▸ **The task**: The word to find is "JSON". Copy each line of the material that contains it.
══ Given entries
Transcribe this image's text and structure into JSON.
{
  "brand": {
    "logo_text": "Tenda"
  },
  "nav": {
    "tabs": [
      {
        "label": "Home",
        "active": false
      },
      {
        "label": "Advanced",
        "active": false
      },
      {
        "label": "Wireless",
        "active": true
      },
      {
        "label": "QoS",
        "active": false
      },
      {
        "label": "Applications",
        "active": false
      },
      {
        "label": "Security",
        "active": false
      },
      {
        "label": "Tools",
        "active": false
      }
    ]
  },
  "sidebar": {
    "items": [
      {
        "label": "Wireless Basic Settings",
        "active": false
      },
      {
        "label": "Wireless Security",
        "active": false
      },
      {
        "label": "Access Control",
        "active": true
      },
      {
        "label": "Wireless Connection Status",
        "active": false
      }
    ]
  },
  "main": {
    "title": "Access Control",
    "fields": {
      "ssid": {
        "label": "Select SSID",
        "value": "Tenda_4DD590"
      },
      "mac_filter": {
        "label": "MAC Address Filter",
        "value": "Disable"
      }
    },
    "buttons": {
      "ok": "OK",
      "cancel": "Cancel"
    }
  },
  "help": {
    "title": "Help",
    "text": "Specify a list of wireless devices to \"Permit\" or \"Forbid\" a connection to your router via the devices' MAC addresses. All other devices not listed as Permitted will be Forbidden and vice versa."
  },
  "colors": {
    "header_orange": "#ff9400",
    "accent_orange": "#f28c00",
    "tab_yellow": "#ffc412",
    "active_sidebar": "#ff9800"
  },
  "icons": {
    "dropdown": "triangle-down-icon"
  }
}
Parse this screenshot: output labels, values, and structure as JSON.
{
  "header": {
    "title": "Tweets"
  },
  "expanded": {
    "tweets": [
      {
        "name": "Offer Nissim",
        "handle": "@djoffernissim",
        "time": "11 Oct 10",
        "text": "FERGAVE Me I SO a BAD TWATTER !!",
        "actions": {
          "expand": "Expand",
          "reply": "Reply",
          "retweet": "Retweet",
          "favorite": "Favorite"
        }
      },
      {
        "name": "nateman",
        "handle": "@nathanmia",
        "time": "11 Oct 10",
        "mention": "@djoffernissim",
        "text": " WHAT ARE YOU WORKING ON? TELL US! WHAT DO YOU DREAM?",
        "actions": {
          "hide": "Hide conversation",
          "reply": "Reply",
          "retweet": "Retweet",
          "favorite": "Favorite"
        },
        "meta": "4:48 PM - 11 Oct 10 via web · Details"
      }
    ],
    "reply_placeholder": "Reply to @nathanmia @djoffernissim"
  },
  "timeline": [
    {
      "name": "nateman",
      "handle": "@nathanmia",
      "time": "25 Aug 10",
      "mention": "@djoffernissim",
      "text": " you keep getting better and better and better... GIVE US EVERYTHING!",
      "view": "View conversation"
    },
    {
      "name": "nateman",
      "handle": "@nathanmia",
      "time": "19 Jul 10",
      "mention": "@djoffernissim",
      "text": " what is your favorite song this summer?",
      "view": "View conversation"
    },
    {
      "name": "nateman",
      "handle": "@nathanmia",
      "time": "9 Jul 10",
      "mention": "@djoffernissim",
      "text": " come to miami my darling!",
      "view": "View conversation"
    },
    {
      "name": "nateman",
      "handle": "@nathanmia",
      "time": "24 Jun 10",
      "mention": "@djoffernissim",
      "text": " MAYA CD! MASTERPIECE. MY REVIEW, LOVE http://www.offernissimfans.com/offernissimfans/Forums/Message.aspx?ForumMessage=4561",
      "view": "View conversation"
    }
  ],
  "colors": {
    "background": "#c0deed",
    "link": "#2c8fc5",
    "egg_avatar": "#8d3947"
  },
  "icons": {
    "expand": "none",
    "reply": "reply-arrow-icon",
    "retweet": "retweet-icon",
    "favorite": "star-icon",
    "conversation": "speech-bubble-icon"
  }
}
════
▸ **Exercise answer**:
Transcribe this image's text and structure into JSON.
Parse this screenshot: output labels, values, and structure as JSON.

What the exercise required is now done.